Running time; 2 hours 40 minutes (with interval)
Photos: Richard Hubert Smith
Booking until 1st September
.

TV Review: Penny Dreadful Season 2

“We are bound on a wheel on pain”
The first series of Penny Dreadful may not have been perfect but I really rather liked it and was glad to hear a second season had been commissioned. And when I discovered the triple whammy of Helen McCrory and Simon Russell Beale being promoted to series regulars, Billie Piper’s distracting Oirish brogue being excised and Patti LuPone appearing as a guest star, I was in heaven. Saving up the 10 episodes to binge-watch on holiday also worked well for me, ain’t technology grand!

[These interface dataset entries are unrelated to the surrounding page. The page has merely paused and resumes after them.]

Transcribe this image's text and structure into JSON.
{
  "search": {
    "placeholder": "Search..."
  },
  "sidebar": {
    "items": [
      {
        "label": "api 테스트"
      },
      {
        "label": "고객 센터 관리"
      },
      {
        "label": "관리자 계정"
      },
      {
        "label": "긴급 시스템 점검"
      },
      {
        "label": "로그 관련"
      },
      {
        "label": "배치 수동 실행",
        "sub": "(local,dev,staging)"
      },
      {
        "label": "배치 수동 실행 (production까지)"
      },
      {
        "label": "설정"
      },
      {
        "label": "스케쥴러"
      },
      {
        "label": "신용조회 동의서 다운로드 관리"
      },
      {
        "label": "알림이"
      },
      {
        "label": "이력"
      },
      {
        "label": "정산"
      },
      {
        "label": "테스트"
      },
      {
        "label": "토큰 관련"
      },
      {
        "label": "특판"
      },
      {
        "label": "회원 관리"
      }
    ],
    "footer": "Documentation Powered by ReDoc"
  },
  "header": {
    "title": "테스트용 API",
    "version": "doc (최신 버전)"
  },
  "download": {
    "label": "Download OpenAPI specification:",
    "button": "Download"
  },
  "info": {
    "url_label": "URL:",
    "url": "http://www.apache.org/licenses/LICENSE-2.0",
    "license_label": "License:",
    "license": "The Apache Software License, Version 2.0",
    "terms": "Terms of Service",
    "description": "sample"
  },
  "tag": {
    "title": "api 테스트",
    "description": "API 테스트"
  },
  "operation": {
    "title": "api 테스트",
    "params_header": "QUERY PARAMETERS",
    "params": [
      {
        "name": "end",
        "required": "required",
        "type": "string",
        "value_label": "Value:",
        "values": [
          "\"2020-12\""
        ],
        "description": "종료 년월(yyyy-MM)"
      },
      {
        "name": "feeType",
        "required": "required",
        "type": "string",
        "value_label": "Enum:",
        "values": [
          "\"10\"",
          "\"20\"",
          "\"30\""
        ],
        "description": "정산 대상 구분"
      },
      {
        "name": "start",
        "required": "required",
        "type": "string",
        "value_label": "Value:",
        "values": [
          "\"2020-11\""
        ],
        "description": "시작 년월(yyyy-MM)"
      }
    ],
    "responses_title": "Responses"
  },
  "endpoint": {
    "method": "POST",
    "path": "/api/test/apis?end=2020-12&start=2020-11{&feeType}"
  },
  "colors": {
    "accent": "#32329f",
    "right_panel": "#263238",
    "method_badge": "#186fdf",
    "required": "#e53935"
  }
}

Having established its world of gothic Victoriana, John Logan’s writing picks up some of the strands of the first series’ finale – the consequences of sometime-werewolf Ethan’s bloodbath being chased up by a tenacious policeman and Victor Frankenstein’s newest creation inspiring an unlikely love triangle. But it succeeds most by re-introducing McCrory’s Evelyn Poole as a series-long villain as the head of a witches coven and maker of some of the creepiest puppet dolls you have ever seen – it’s no secret I love her but this really is a career highlight for this most superb of actresses.
Whether stalking Eva Green’s fiercely determined Vanessa Ives, eviscerating Russell Beale’s perfectly pompous Ferdinand, or wielding her sensuality over a helpless Timothy Dalton (and boy, is she sexy here), she elevates the whole show and importantly, gives it a focus that was lacking last year. The rise of Billie Piper’s undead Lily is also powerfully done, her conversations with Harry Treadaway’s Victor offering a neat commentary on Victorian society’s attitude to women as well as contrasting with Rory Kinnear’s soulful debates with Vanessa about God and man and life and death. 
And in flashback episode ‘The Nightcomers’, there’s an utterly magnificent hour of television anchored by Patti LuPone’s Joan Clayton, the Cutwife from whom Vanessa learns to harness her powers but who also shares a terrible history with Mrs Poole. I’m no stranger to Ms LuPone’s musical works but there’s something remarkable about seeing her absolutely nail a straight acting part. Her haunted eyes, her gruff but clear-sighted manner, her rabbit-skinning skills…this is the stuff of Emmys, and a salutary indication that she is supremely talented. 
With such a powerful lead story driving the narrative, there are of course casualties along the way in such a big ensemble and it is Reeve Carney’s Dorian Gray who suffers the most, his rather sweet romance with gender-bending Angelique including a cute date at the new-fangled table tennis hall too disconnected from everything else to really have the requisite impact. Rory Kinnear’s John fares better, his macabre subplot bolstered due to the connective tissue woven through his unexpected and achingly moving contact with Vanessa.
Credit has to go to the four directors James Hawes, Brian Kirk, Damon Thomas and Kari Skogland who have collectively made the show look absolutely stunning. From the tiniest detail of a bunch of roses dropping into a vase to the high drama of the blood-soaked waltzing, there’s a painterly quality to much of the film which is just gorgeous to behold. And someone is clearly in love with Douglas Hodge as almost every shot of his taciturn detective Rusk has a portrait-like composition that should reside in a gallery somewhere. 
One of the best things on television this year so far and, dare I say it, possessed of a greater emotional intelligence than Game of Thrones as Logan refuses to sacrifice quieter character moments for the shocks and spills that have characterised later series in Westeros. This is no more apparent than in the final episode which bravely wraps up all of its action with at least a third of the running time still to go, as it then tracks the awful consequences of what has gone before on all of its protagonists with a gloomy stillness but a joyous recognition that a third series will be coming next year.